Second, we have the overhead introduced by abstractions whose primary purpose is to simplify the programmer’s work. This includes pretty much everything that supports the system’s application software and allows it to be written as something other than a bare-metal assembly monolith: operating systems, hardware drivers, network stacks, high-level language compilers and interpreters, libraries, frameworks, middlewares, runtime environments, database servers, virtualization, containers. Other than in the smallest embedded systems, these menageries have become fiendishly complex over the years. Even if each layer is implemented with perfect efficiency, it is a matter for debate how much of the resultant overhead is an acceptable trade for programmer time.
Third, we have all of the additional overhead that comes from software components being just plain bad at what they’re supposed to do. Supposing you insist on one particular architecture of abstraction layers and interfaces, the implementations of each piece in the hierarchy are unlikely to be anywhere near perfectly efficient. Optimizing code is a time-consuming programming task, and there are things code should be other than optimal (e.g. comprehensible), so again here, we have a matter for debate.
I have no quantitative metrics by which to evaluate any particular piece of software on this basis, nor any specific prescriptions around how and where to prioritize making code more efficient (or stable), but to express my sense of the general situation I’ll just quote Nikita Prokopov: where we are today is bullshit.
The burgeoning retrocomputing hobby is presumably driven by nostalgia, but do we feel nostalgic for the specific systems, or for a generic computing experience that doesn’t feel totally disconnected from the computer by a soaring tower of abstractions? To me, retrocomputing is an escape from the ennui of modern software, in the same way that participating in the Society for Creative Anachronism is an escape from the ennui of modern life. The first computers I recall using were the Commodore 64 and the IBM PC/AT, but I built a Z80-based RC2014 to get a little closer to the “pure” microcomputer experience.
There are still practical business niches for Real Programming, as Welsh styles it. Many embedded applications demand reliable behaviour and predictable timing, which ultimately translates into coding closer to the metal. There are typically some abstraction layers, perhaps a C compiler and FreeRTOS, but requirements (on reliability, safety, etc.) and their verification create a natural bulwark against bloat. The situation on our PCs, tablets, and phones simply isn’t tenable in this world. In effect, whatever is driving these requirements, regulatory or otherwise, forces good engineering in a way that the familiar consumer market does not.
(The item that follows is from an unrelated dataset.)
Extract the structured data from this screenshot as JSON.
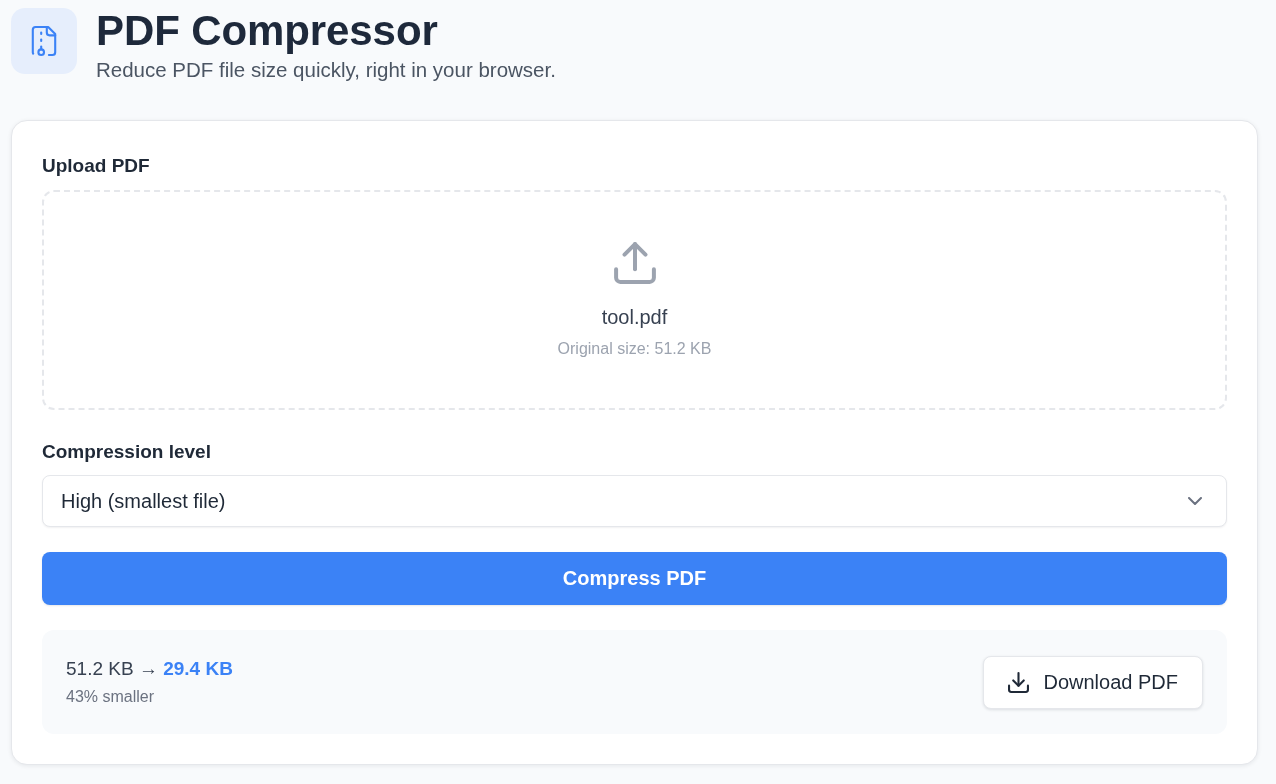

Alice never could quite make out, in thinking it over afterwards, how it was that they began: all she remembers is, that they were running hand in hand, and the Queen went so fast that it was all she could do to keep up with her: and still the Queen kept crying “Faster! Faster!”
Can ordinary, non-embedded software be better? Some people think so. We’re accustomed to the local optimum, and it’s a Herculean lift to break free, but all programmers are individually motivated to step up their game. I want to see the software engineering discipline earn back the engineering part of its name. If we can make understanding the system at all levels part of the culture again, in the same way that we’ve collectively internalized things like design patterns and clean architecture, maybe we can take the shackles off our computers, and quit driving Ferraris at bicycle speeds.
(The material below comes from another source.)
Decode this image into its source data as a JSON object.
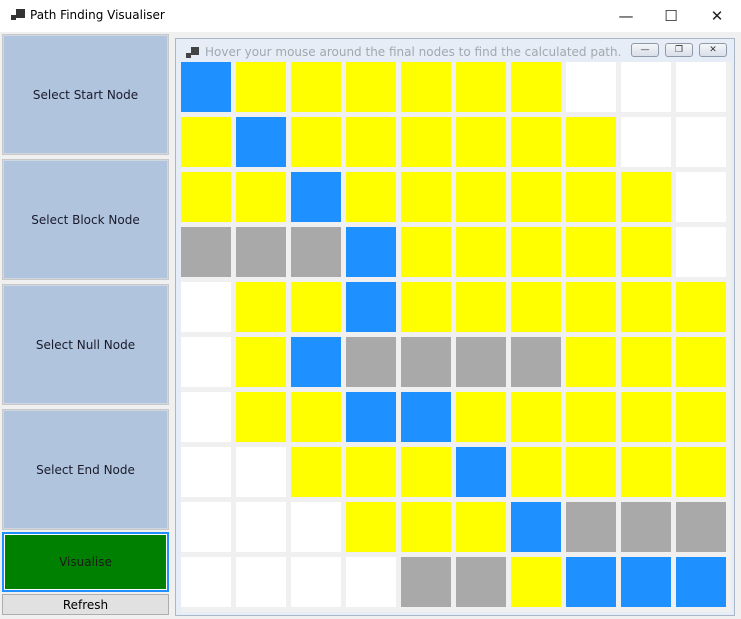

That is, if using ChatGPT to do basic arithmetic doesn’t become the new normal…